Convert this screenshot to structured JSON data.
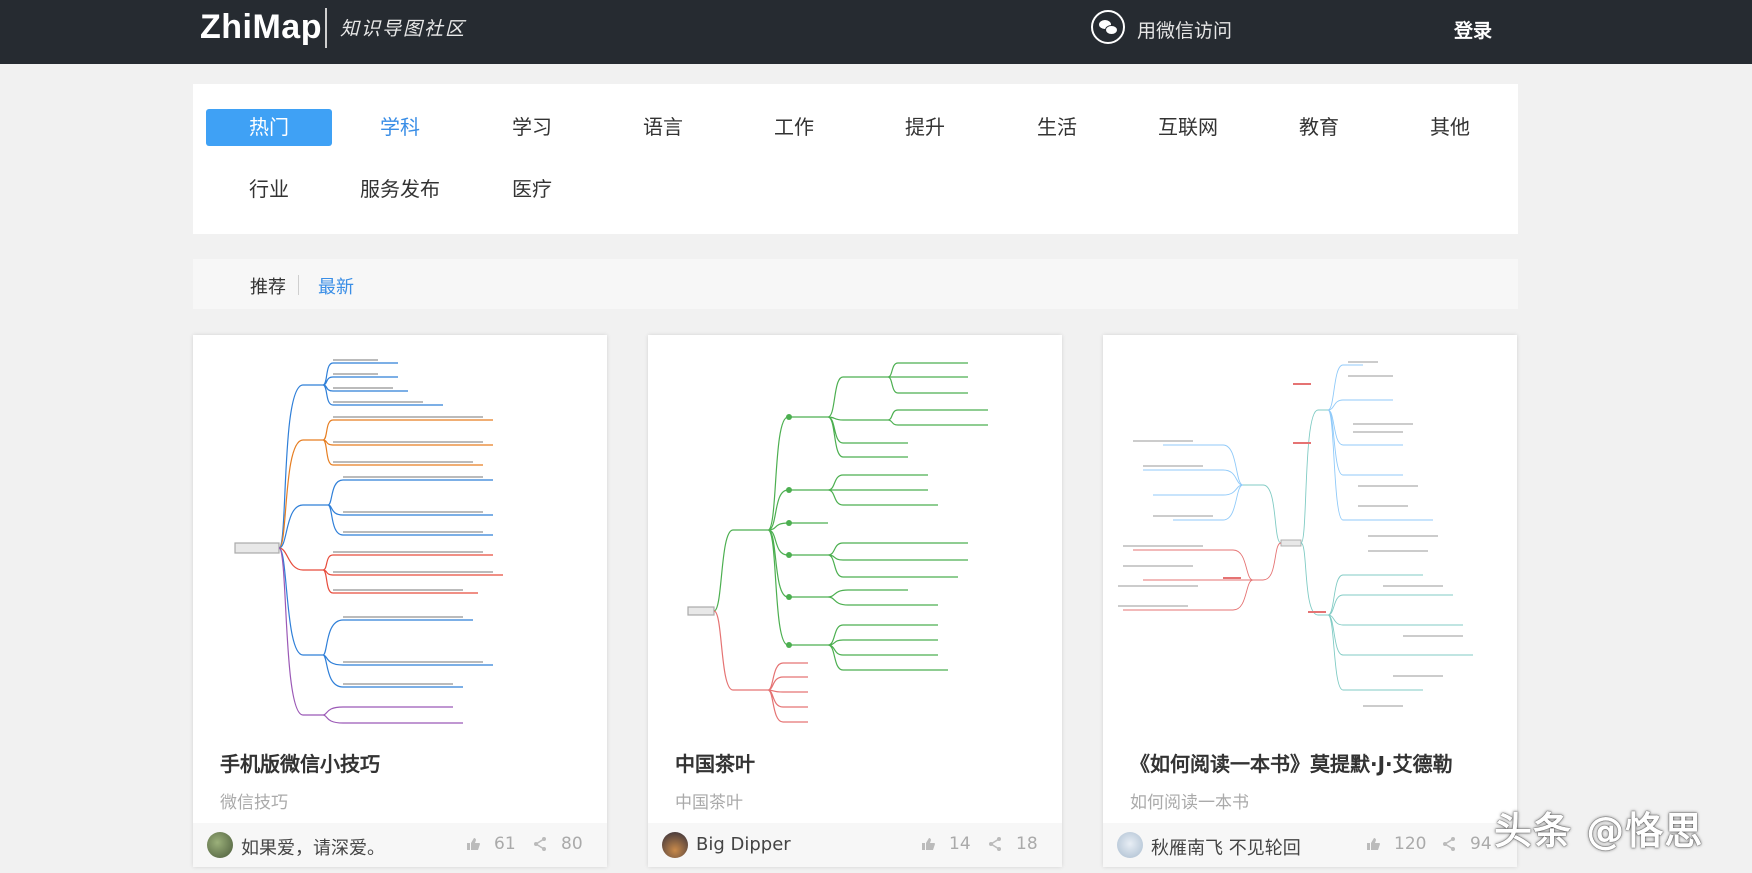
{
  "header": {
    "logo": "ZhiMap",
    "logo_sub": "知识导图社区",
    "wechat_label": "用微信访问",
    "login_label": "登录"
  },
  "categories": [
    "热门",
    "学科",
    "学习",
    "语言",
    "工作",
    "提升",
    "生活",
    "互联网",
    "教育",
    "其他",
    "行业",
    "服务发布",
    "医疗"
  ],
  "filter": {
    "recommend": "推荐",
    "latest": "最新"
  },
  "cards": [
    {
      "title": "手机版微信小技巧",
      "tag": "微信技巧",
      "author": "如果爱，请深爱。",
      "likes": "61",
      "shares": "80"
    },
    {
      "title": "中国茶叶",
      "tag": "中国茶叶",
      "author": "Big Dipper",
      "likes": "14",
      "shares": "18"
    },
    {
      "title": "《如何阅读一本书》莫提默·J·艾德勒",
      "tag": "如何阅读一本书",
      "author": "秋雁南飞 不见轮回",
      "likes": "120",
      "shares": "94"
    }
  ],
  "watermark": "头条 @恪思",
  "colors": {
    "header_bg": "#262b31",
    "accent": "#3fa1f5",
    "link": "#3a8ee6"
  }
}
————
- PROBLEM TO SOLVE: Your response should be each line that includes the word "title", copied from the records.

- TASK RESPONSE:
      "title": "手机版微信小技巧",
      "title": "中国茶叶",
      "title": "《如何阅读一本书》莫提默·J·艾德勒",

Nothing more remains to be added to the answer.